More mothers in Northern Ireland are choosing to breastfeed, according to the Public Health Agency.
The figures were released as part of World Breastfeeding Week which aims to highlight the health benefits of breastfeeding and its importance to both mum and baby.
In 2016/17, statistics showed that 47% of babies were breastfed when they were discharged, in comparison to 45.4% the previous year.
The statistics also showed that more mums continued to breastfeed here in the first weeks and months after giving birth.
Mary Black, Assistant Director for Health and Social Wellbeing Improvement at the PHA, said: “Quite simply, mother’s milk is the healthier choice for you and your baby. So when you decide to breastfeed, you’re giving your baby a wonderful start in life.'

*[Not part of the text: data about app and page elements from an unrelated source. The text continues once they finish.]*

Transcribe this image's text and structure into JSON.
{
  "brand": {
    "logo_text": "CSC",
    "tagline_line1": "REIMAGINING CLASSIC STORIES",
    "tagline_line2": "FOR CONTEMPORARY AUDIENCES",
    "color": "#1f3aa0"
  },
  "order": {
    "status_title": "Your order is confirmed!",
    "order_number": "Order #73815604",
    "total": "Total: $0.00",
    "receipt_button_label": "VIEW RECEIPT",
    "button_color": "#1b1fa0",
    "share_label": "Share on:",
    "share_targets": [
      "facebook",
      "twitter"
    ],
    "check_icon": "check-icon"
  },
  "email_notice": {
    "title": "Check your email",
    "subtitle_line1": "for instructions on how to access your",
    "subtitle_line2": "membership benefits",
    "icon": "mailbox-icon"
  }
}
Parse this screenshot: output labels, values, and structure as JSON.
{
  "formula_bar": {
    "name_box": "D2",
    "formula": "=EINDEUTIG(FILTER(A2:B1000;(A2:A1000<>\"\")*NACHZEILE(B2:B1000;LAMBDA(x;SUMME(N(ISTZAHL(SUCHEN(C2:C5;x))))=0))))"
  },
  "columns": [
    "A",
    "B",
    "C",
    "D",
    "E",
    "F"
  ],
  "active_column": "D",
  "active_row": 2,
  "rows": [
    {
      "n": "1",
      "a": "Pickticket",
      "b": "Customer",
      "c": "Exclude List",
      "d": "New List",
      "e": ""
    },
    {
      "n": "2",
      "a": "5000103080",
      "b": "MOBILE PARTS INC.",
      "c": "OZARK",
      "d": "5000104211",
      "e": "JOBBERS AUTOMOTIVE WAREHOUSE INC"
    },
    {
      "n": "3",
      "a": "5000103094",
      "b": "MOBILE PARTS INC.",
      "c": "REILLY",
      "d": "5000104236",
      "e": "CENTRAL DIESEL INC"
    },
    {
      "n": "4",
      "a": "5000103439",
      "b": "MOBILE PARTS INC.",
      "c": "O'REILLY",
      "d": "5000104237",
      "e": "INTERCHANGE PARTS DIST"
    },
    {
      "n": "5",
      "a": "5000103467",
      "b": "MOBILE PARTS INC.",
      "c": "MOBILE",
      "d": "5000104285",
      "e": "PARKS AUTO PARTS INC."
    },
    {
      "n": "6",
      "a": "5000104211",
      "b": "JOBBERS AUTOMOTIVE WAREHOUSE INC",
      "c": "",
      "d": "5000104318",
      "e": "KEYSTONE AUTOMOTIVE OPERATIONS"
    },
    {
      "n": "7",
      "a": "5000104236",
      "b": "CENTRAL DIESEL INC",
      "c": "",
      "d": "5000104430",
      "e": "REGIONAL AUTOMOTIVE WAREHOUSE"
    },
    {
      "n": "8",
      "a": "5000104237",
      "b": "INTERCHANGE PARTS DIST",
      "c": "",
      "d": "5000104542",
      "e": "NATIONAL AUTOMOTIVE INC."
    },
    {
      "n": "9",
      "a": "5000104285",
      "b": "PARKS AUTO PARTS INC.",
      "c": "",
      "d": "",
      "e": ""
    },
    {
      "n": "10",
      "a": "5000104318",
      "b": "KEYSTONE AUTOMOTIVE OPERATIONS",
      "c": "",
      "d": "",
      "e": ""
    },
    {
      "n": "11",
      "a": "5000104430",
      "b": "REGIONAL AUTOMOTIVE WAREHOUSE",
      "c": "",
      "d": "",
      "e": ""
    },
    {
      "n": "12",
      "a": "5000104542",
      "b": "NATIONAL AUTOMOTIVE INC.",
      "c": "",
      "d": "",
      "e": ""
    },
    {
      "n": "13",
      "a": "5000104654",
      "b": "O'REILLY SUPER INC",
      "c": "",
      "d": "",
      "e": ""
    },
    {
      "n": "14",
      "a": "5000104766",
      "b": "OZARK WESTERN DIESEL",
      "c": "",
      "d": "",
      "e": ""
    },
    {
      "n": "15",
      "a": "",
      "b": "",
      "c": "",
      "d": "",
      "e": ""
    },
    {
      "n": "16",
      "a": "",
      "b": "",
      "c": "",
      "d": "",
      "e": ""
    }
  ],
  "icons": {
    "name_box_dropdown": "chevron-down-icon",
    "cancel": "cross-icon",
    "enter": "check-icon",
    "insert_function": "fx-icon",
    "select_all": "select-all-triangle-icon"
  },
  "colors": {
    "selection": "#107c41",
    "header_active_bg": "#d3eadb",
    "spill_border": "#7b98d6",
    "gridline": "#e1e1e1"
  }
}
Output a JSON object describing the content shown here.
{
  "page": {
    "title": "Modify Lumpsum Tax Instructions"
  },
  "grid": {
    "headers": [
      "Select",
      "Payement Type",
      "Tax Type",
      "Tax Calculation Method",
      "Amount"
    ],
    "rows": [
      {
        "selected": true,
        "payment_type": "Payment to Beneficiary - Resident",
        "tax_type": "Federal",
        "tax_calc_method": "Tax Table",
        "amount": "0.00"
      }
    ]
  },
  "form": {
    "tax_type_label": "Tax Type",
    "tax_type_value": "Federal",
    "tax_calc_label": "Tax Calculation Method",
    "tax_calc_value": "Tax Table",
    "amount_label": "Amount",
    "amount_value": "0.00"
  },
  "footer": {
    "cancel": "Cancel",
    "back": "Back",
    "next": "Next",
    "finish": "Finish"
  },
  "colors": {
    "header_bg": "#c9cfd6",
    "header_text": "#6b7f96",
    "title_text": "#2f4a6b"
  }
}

According to the agency, breastmilk contains at least 34 ingredients not found in usual formulas.
'Any period of breastfeeding at all, however short, will benefit you and your baby,' said Ms Black.
Northern Ireland was the first region in the UK to have all maternity units recognised as 'Baby Friendly' by UNICEF.

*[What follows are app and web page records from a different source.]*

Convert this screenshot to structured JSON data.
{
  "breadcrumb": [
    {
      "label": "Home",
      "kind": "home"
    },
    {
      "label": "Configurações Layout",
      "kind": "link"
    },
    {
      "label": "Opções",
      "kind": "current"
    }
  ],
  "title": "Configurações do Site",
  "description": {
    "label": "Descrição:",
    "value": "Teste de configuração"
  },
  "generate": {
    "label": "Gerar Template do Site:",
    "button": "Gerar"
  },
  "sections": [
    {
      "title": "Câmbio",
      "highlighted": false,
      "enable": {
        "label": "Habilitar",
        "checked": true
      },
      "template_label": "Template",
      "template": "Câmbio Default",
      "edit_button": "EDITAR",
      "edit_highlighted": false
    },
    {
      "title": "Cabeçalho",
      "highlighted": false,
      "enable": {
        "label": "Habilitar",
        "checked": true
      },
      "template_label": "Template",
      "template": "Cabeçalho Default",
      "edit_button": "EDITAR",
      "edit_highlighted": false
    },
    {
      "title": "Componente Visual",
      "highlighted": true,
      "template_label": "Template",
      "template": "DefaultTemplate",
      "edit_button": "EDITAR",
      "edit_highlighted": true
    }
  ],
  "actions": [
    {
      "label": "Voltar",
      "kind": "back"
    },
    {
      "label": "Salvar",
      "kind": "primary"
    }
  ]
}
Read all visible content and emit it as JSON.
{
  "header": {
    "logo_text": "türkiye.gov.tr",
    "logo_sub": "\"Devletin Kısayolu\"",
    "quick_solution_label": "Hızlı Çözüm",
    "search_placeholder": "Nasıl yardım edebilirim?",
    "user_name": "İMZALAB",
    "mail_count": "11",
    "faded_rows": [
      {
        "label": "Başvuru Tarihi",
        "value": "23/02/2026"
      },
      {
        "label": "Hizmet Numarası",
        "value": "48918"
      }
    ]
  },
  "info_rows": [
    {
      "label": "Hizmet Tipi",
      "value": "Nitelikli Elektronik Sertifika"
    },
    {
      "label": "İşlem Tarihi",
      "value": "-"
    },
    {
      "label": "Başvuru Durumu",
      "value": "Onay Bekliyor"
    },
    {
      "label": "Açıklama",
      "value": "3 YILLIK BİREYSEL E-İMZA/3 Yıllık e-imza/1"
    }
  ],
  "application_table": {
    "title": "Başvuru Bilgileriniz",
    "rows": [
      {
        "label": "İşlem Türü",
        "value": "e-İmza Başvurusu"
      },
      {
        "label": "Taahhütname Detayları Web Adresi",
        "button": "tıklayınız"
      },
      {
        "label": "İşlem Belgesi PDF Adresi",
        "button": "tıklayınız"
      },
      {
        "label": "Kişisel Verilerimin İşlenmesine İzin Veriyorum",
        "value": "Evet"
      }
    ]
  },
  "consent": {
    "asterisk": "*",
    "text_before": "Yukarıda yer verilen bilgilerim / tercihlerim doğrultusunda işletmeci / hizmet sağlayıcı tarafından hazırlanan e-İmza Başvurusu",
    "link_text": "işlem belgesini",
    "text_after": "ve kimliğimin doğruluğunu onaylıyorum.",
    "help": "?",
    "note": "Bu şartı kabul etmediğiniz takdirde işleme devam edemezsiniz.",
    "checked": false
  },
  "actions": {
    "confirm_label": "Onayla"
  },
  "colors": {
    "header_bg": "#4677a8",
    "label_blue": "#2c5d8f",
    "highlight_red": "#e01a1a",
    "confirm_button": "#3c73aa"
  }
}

To have this status, maternity units and healthcare facilities were accessed for standards of maternity, neonatal, health visiting and Sure Start services.
Northern Ireland also has a breastfeeding peer support network, where mums who have breastfed or are currently breastfeeding are on-hand to give practical support and encouragement for others.
2015/16 BREASTFEEDING FIGURES (PHA)
- DISCHARGE: 45.4% babies breastfed (total or partial)
- 6 WEEKS: 28.4%
- 3 MONTHS: 22.3%
- 6 MONTHS: 14.5%
- 12 MONTHS: 8.1%